===== INFORMATION SUPPLIED

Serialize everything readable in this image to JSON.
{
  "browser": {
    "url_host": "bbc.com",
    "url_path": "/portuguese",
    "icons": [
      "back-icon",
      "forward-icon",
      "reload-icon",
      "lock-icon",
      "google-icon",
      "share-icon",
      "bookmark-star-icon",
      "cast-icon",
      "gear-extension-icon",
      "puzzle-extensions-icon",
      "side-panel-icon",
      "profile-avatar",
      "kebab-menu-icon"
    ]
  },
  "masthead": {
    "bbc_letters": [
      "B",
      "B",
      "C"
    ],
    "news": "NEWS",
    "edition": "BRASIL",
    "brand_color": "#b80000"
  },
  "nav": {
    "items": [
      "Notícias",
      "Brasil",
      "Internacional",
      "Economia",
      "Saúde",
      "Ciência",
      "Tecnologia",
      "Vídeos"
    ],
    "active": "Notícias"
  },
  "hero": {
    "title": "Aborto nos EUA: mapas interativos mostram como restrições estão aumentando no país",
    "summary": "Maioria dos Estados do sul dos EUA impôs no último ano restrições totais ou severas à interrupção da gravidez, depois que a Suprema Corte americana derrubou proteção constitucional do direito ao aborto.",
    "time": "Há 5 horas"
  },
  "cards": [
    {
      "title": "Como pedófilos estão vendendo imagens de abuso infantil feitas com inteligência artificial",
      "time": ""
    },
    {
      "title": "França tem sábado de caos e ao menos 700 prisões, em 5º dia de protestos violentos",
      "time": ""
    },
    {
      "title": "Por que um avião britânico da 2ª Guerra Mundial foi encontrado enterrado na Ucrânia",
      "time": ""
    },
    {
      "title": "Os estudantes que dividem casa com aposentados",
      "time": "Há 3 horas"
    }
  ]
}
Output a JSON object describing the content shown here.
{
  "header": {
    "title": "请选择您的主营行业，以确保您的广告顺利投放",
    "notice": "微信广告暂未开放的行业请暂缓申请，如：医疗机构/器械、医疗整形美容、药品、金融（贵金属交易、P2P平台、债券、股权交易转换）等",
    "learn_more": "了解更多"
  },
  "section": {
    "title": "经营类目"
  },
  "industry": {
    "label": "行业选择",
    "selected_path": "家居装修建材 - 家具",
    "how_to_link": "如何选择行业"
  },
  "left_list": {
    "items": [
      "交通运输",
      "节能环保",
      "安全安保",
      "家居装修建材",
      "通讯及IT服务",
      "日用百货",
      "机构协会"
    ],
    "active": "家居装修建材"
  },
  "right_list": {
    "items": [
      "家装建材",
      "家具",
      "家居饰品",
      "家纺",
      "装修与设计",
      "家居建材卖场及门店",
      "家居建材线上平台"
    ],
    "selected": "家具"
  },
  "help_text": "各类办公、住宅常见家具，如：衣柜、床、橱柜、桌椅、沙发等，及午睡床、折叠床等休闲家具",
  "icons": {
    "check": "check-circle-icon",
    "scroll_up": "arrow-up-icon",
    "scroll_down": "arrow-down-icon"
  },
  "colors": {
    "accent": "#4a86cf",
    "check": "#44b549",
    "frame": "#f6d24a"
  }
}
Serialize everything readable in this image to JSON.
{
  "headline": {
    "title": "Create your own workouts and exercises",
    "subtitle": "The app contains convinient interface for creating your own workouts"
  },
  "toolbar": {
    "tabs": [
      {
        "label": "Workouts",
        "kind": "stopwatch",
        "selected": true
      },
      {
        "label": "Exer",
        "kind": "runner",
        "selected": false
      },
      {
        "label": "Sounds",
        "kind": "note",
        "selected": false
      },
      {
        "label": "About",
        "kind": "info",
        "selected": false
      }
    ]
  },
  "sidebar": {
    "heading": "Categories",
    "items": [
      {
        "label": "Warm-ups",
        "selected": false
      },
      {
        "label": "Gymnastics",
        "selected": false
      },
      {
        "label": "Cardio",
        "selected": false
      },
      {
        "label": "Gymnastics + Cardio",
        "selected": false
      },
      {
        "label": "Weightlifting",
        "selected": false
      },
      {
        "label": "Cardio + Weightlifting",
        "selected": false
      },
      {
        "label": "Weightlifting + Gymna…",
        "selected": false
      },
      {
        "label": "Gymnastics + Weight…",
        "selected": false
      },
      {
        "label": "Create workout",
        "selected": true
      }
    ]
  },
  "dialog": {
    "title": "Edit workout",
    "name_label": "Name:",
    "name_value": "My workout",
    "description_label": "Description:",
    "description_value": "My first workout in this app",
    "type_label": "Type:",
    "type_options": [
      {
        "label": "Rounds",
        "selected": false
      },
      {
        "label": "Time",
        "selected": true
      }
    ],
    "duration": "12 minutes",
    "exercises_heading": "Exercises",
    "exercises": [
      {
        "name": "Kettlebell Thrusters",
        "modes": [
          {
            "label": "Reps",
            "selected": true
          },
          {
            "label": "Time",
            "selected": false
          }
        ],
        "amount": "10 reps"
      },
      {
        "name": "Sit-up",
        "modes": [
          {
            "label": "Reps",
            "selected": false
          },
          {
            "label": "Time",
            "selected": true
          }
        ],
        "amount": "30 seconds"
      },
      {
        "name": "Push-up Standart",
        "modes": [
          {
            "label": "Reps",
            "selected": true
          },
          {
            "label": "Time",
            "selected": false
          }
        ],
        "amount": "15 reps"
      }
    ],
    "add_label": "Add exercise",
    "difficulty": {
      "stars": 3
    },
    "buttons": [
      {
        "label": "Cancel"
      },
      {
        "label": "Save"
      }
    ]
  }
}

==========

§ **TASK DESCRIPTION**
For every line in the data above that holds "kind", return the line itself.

§ **SOLUTION TO THE EXERCISE**
        "kind": "stopwatch",
        "kind": "runner",
        "kind": "note",
        "kind": "info",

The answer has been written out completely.